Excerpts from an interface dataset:

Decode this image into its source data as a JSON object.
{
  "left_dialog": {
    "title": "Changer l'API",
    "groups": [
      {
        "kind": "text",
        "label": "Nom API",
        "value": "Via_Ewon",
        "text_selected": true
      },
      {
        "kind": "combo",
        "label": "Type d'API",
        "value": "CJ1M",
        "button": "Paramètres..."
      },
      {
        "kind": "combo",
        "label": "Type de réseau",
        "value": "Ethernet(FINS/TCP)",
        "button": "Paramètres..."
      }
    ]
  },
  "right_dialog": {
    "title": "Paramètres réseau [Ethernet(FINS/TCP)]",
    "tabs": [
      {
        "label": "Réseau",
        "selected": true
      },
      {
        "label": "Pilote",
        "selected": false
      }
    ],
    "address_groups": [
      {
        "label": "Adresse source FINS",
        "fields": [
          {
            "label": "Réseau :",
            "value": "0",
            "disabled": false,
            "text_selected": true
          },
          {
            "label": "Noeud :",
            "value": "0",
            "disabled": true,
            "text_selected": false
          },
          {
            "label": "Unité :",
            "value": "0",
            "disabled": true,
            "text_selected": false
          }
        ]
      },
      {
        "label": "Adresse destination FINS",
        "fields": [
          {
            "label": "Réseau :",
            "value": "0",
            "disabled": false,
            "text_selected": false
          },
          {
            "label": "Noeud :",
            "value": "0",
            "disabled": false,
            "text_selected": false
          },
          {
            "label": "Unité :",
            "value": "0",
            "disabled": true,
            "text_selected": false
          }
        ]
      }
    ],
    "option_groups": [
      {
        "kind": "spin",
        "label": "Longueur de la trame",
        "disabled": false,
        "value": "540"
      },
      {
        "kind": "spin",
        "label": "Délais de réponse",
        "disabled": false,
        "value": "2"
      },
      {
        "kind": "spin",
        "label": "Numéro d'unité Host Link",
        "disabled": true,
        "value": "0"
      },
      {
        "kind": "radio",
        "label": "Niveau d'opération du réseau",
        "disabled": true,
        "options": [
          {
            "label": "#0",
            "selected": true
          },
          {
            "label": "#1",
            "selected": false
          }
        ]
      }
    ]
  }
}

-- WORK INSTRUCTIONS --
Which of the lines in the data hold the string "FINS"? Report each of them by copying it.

-- ANSWER TO THE PROBLEM --
        "value": "Ethernet(FINS/TCP)",
    "title": "Paramètres réseau [Ethernet(FINS/TCP)]",
        "label": "Adresse source FINS",
        "label": "Adresse destination FINS",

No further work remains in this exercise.